1 Like

sorry my bad I just got lost; you're right!:+1:

Just because a feature exists doesn't mean you have to use it. For one, I rarely use classes outside frameworks that require it (like React), and I also don't commonly use Object.create.

And to be quite honest, even ?. only aids readability in cases where you deal with a lot of optional data, so I don't even use it a ton.

Can you give some examples about how pipelines replace the :: operator? I don’t see any overlap between them.

From the bind operator repo:

import { map, takeWhile, forEach } from "iterlib";

::map(x => x.character())
::takeWhile(x => x.strength > 100)
::forEach(x => console.log(x));

Direct equivalent using pipeline operator (in current form):

import { map, takeWhile, forEach } from "iterlib";

|> map(^, x => x.character())
|> takeWhile(^, x => x.strength > 100)
|> forEach(^, x => console.log(x));

And for the other half of the bind operator (method bind taken from proposal):

// Function bind
function doReset(v) {
  return this.reset(v, whatever)


// Method bind

Direct equivalent using partial application (in current form), modulo rest parameter support:

// Function bind
function doReset(value, v) {
  return value.reset(v, whatever)

Promise.resolve(123).then(doReset(value, ?));

// Method bind

Those aren't replacements, because in the bind version, map looks at its receiver; in the pipeline versions, it looks at its first argument.

The pipeline equivalent would be map.call(^, x => x.character()) etc. There is no equivalent to the bind operator because there is no other syntactic way to specify the receiver of a function.

1 Like

I meant functionally, not literally. For most purposes (like excluding installed getters, etc.), the two ways are mathematically isomorphic, and that's what I'm looking at.

Oh, is it being bound to the first parameter of a function? I don’t think this is a good idea. In fact, I am assuming that it is only bound to the this keyword, i.e. console::log equivalent to console.log.bind(console).

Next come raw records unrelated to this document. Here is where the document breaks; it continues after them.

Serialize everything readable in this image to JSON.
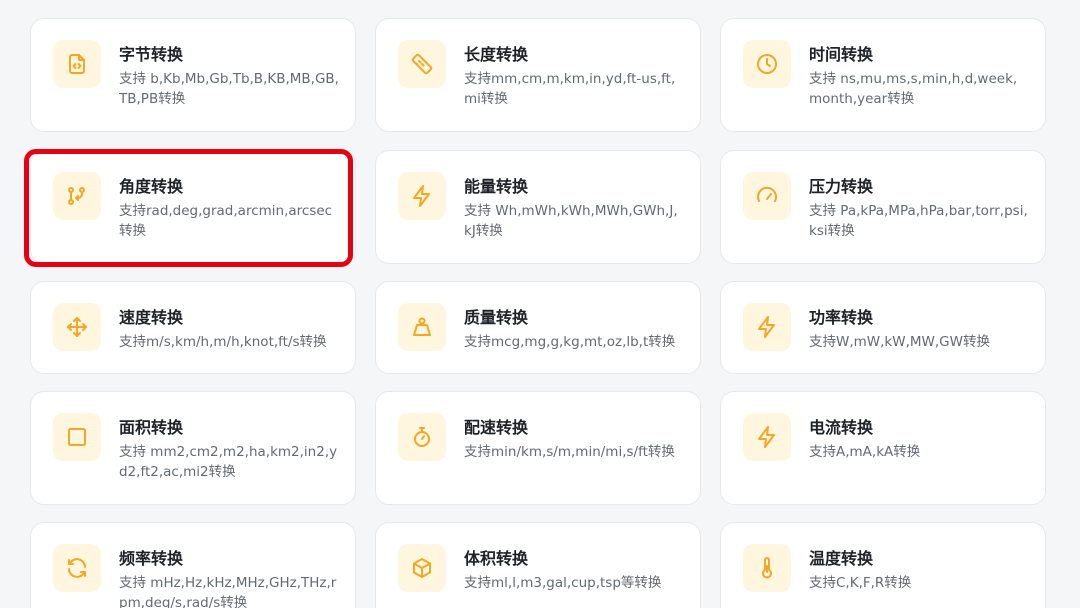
{
  "cards": [
    {
      "title": "字节转换",
      "desc": "支持 b,Kb,Mb,Gb,Tb,B,KB,MB,GB,TB,PB转换",
      "icon": "file-code-icon"
    },
    {
      "title": "长度转换",
      "desc": "支持mm,cm,m,km,in,yd,ft-us,ft,mi转换",
      "icon": "ruler-icon"
    },
    {
      "title": "时间转换",
      "desc": "支持 ns,mu,ms,s,min,h,d,week,month,year转换",
      "icon": "clock-icon"
    },
    {
      "title": "角度转换",
      "desc": "支持rad,deg,grad,arcmin,arcsec转换",
      "icon": "angle-icon"
    },
    {
      "title": "能量转换",
      "desc": "支持 Wh,mWh,kWh,MWh,GWh,J,kJ转换",
      "icon": "lightning-icon"
    },
    {
      "title": "压力转换",
      "desc": "支持 Pa,kPa,MPa,hPa,bar,torr,psi,ksi转换",
      "icon": "gauge-icon"
    },
    {
      "title": "速度转换",
      "desc": "支持m/s,km/h,m/h,knot,ft/s转换",
      "icon": "move-icon"
    },
    {
      "title": "质量转换",
      "desc": "支持mcg,mg,g,kg,mt,oz,lb,t转换",
      "icon": "weight-icon"
    },
    {
      "title": "功率转换",
      "desc": "支持W,mW,kW,MW,GW转换",
      "icon": "lightning-icon"
    },
    {
      "title": "面积转换",
      "desc": "支持 mm2,cm2,m2,ha,km2,in2,yd2,ft2,ac,mi2转换",
      "icon": "square-icon"
    },
    {
      "title": "配速转换",
      "desc": "支持min/km,s/m,min/mi,s/ft转换",
      "icon": "stopwatch-icon"
    },
    {
      "title": "电流转换",
      "desc": "支持A,mA,kA转换",
      "icon": "lightning-icon"
    },
    {
      "title": "频率转换",
      "desc": "支持 mHz,Hz,kHz,MHz,GHz,THz,rpm,deg/s,rad/s转换",
      "icon": "refresh-icon"
    },
    {
      "title": "体积转换",
      "desc": "支持ml,l,m3,gal,cup,tsp等转换",
      "icon": "cube-icon"
    },
    {
      "title": "温度转换",
      "desc": "支持C,K,F,R转换",
      "icon": "thermometer-icon"
    }
  ],
  "colors": {
    "accent": "#f5a623",
    "icon_bg": "#fff6df",
    "highlight": "#e60012"
  }
}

The difference I described is the critical one, and the motivation for the bind operator - I'm not sure why mathematical comparisons are relevant, and I think it's very misleading to imply that the two proposals aren't both useful/needed for different reasons.

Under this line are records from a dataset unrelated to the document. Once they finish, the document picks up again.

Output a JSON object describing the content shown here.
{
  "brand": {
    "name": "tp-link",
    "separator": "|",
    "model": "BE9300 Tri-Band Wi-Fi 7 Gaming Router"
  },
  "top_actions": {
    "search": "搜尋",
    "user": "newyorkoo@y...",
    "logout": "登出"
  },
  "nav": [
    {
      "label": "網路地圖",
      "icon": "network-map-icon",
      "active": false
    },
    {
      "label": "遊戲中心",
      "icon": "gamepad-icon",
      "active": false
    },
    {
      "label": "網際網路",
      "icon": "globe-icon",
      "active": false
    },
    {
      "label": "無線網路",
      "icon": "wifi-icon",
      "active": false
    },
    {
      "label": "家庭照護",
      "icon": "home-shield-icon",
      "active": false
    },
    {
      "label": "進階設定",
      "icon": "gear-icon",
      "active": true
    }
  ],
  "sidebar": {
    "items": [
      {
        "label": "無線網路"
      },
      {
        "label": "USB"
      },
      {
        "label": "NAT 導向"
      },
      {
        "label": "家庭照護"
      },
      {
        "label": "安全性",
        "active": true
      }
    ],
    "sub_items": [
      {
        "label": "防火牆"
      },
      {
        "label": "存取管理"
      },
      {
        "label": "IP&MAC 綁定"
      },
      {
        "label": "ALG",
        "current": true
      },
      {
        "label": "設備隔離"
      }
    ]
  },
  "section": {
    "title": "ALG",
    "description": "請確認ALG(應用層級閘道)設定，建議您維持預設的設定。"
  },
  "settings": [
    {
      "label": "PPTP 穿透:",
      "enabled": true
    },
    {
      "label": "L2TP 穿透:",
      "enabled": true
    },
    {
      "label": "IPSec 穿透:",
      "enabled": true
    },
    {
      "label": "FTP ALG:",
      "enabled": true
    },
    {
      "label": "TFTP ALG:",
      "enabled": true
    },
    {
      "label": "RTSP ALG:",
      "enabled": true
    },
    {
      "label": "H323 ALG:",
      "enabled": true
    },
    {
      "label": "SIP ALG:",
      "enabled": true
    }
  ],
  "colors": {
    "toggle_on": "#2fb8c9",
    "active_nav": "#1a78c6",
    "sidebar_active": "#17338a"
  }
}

A lot of people were wanting the original bind proposals because it provided a nice way to use custom method in the middle of a fluent API chain. The pipeline proposal also fulfills this need completely. For many people, the pipeline proposal will lose a lot of value, because the primary use case got superseded by another proposal.

The current iteration of js-choi's bind proposal specifically states that the above use case is not a goal of the new bind operator proposal - this is specifically the job of the pipeline operator. Instead, it seems the goal was originally to provide a syntax to protect against global prototypal mutations, but In issue #8 it was mentioned that to proceed, they needed to change the focus of the proposal to general ergonomics of using the bind syntax over the bind method, along with what benifits the community would have if we made it easier to do this-binding. I'm not yet sure how strong of an argument can be made around this new objective, we'll see (I still need to have a closer read over the updated README that presents it), but it certainly seems to be a very different objective than what many people were rooting for in the original bind proposal.

For what it’s worth, @theScottyJam, @ljharb, and I collaborated on a statistical corpus study over the year-2019 top-1000 NPM packages. The results are summarized in the bind-this explainer’s rationale section—even excluding transpiled code, .call and .bind occur very frequently, comparably to console.log, .slice, and .push. .call and .bind may therefore be two of the most commonly called functions across all JavaScript code. So we argue that this frequency alone (plus the clunkiness of .call/.bind’s flipped word order) was sufficient to consider new syntax.

In the October 27 plenary, bind-this was presented to the Committee with these arguments, and it successfully achieved Stage 1. I plan to continue working on progressing the proposal through the Committee, and I plan to continue to work with the champion of the extensions proposal to reconcile the two rival proposals.